Work instruction:
Scan the entries and copy each line where the word "true" is present.

** Records to process follows **

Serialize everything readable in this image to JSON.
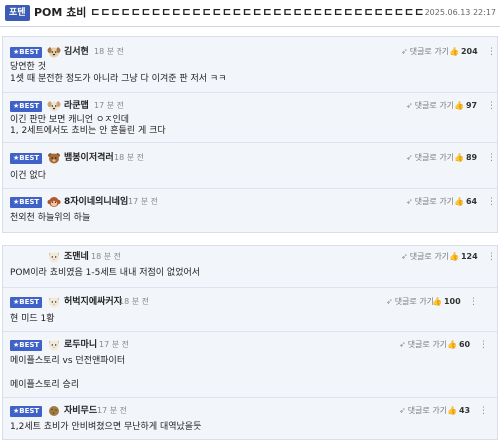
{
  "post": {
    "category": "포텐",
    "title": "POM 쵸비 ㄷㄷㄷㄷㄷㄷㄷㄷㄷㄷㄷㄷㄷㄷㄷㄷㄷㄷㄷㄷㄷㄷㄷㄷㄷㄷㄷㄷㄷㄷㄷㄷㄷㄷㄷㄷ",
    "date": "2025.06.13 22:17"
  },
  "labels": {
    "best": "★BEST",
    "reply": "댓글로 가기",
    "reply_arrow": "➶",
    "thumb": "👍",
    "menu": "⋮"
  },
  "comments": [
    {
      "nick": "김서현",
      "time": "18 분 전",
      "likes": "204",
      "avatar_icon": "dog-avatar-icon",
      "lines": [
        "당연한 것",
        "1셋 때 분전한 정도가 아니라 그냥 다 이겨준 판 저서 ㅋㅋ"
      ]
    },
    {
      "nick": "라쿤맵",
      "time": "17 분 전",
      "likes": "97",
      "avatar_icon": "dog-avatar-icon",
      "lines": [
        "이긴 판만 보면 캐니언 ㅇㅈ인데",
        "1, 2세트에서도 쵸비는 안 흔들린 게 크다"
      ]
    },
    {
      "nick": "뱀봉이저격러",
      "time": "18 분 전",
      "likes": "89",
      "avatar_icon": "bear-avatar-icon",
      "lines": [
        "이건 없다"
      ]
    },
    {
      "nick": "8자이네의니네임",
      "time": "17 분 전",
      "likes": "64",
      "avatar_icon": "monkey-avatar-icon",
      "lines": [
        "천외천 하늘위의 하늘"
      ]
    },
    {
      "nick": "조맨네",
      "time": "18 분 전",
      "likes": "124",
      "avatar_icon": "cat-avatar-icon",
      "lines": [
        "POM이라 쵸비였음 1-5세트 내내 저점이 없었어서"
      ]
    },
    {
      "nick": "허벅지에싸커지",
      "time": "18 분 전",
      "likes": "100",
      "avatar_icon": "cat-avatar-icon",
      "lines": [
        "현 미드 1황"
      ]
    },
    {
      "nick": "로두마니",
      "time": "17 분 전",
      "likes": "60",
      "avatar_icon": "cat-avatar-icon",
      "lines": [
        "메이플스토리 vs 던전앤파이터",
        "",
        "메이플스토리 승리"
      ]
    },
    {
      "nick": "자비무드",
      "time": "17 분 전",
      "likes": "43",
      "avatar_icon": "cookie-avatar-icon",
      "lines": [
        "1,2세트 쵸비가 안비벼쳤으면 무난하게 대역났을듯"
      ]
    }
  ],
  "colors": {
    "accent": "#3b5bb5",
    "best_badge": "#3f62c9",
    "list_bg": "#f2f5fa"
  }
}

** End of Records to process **
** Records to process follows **

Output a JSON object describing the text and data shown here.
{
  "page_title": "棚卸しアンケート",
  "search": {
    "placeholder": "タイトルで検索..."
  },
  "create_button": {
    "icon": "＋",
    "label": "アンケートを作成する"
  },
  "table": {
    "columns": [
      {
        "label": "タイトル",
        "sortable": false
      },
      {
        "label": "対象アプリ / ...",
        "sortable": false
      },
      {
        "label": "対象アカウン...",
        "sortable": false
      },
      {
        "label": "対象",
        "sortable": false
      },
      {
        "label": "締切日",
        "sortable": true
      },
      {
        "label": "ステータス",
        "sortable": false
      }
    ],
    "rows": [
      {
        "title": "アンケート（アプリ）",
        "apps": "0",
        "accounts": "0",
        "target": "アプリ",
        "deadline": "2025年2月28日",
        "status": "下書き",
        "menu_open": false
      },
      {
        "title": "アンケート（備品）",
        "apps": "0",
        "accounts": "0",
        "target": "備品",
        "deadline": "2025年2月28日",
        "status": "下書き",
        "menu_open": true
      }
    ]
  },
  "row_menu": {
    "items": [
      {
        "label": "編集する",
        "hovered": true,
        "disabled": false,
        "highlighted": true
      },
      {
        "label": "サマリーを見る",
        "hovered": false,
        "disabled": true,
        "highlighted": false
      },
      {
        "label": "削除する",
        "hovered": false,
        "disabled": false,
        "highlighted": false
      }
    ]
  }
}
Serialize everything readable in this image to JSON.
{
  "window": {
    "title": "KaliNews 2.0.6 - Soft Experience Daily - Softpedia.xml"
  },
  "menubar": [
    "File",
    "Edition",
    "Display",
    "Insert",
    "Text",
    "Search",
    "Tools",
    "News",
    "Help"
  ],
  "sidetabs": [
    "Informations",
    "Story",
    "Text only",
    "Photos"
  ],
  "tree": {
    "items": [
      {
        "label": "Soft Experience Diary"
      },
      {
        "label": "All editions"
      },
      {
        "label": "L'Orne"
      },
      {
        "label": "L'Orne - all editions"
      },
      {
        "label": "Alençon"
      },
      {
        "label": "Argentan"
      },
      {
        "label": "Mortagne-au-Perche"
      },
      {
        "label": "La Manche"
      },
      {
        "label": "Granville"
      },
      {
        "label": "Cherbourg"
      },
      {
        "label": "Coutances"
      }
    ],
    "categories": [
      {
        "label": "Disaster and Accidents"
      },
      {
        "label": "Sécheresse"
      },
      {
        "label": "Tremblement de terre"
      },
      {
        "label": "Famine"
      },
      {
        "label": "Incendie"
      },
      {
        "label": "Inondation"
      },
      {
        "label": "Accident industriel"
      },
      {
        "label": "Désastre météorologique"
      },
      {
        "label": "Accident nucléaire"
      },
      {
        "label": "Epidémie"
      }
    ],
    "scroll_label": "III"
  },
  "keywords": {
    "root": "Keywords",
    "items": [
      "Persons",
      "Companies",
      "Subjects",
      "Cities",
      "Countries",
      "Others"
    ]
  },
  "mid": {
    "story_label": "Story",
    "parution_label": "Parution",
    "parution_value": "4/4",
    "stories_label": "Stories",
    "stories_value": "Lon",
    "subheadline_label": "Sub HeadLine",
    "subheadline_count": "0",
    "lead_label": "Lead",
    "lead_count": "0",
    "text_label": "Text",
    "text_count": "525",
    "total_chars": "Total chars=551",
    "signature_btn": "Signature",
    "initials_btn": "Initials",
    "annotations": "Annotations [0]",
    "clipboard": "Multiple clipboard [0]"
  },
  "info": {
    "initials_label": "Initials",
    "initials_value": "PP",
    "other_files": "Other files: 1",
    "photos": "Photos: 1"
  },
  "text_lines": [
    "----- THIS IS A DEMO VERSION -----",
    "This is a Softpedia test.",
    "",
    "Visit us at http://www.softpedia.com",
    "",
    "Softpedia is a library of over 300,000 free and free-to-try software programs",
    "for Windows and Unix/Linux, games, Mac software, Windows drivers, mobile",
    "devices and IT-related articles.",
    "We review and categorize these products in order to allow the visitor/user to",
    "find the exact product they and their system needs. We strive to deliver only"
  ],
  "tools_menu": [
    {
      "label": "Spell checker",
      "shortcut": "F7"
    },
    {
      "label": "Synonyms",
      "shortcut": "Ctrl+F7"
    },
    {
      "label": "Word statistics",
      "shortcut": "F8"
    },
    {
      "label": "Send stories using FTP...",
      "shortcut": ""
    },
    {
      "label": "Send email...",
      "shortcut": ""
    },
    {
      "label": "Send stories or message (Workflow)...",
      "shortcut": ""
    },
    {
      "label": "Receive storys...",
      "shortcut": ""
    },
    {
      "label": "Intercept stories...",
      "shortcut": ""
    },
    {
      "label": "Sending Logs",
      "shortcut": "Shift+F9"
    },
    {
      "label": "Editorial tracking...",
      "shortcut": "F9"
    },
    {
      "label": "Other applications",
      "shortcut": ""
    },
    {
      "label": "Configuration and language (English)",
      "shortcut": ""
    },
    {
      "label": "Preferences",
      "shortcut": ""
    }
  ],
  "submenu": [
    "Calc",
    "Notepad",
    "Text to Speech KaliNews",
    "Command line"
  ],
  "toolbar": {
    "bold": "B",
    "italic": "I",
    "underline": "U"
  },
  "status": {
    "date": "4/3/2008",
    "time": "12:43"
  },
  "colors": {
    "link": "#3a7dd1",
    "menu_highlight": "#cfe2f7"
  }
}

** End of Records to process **

Response to this exercise:
        "sortable": true
        "menu_open": true
        "hovered": true,
        "highlighted": true
        "disabled": true,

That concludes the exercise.